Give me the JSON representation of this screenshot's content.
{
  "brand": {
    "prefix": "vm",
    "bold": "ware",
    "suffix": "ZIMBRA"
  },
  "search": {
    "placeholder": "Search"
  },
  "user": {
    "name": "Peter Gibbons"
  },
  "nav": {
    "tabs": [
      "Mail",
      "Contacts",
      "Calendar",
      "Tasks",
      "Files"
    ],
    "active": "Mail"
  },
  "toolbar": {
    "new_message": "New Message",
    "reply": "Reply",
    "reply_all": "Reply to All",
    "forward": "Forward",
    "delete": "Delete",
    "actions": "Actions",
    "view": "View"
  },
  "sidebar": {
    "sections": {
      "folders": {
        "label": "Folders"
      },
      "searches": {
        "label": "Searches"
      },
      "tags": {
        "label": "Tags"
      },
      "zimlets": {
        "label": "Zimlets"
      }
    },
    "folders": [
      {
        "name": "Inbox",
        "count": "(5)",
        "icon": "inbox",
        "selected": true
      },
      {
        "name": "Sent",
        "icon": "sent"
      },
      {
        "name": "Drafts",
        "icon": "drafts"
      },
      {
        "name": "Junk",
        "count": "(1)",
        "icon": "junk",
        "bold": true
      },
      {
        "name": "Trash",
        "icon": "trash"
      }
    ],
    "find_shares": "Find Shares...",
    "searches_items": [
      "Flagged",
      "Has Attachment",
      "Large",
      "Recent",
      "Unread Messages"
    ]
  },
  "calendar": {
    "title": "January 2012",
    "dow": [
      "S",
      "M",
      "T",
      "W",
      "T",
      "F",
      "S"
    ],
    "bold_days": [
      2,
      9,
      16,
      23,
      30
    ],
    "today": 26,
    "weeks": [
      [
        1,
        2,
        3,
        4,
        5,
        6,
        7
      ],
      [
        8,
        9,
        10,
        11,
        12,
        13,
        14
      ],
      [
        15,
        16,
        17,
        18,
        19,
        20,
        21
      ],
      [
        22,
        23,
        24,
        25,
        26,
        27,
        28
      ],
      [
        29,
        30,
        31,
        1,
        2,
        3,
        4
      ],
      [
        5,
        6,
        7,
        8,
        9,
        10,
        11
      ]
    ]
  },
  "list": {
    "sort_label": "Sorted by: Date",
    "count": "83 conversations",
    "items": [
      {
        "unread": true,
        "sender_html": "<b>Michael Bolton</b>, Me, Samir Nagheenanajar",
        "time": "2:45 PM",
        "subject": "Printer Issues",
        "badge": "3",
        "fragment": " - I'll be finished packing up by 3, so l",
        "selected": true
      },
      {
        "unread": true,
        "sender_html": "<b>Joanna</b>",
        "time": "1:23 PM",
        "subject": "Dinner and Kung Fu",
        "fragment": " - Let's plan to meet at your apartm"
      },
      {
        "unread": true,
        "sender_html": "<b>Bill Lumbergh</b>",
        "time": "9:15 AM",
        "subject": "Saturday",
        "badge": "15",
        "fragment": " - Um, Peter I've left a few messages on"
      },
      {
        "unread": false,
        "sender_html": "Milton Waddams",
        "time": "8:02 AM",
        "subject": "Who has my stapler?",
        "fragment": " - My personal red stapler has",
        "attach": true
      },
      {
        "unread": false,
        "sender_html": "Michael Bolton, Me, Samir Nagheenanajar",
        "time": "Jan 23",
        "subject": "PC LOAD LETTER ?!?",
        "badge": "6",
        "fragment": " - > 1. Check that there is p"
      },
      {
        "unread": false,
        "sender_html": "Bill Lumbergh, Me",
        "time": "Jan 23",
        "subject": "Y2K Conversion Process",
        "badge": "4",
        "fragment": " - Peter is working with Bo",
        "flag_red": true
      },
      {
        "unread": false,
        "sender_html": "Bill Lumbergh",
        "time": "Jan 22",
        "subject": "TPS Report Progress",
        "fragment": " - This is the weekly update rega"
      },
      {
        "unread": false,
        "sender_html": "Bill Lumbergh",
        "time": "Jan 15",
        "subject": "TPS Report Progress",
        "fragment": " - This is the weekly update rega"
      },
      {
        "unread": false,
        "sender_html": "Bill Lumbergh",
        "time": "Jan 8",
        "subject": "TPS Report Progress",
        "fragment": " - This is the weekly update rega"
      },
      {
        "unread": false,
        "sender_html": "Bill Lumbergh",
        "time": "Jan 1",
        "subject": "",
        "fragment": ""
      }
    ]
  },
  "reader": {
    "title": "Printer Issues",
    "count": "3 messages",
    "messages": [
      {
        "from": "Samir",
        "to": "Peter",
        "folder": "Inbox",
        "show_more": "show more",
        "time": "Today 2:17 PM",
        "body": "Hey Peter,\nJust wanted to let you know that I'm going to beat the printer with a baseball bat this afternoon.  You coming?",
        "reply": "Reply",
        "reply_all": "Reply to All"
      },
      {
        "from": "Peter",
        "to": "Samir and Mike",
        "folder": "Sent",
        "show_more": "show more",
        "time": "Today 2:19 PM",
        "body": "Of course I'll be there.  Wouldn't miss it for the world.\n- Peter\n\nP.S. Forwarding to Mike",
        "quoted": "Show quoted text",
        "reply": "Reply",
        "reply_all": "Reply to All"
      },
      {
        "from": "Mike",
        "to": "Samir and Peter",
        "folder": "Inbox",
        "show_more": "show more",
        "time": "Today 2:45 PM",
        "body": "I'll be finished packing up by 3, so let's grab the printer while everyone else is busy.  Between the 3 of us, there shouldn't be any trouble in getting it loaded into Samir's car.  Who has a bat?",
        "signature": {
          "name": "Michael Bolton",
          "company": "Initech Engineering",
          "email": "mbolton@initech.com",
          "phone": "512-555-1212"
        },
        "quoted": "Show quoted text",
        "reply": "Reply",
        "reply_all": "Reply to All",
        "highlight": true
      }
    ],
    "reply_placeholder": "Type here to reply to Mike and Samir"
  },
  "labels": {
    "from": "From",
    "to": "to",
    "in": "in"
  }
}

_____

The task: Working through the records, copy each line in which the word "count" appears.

Your response:
        "count": "(5)",
        "count": "(1)",
    "count": "83 conversations",
    "count": "3 messages",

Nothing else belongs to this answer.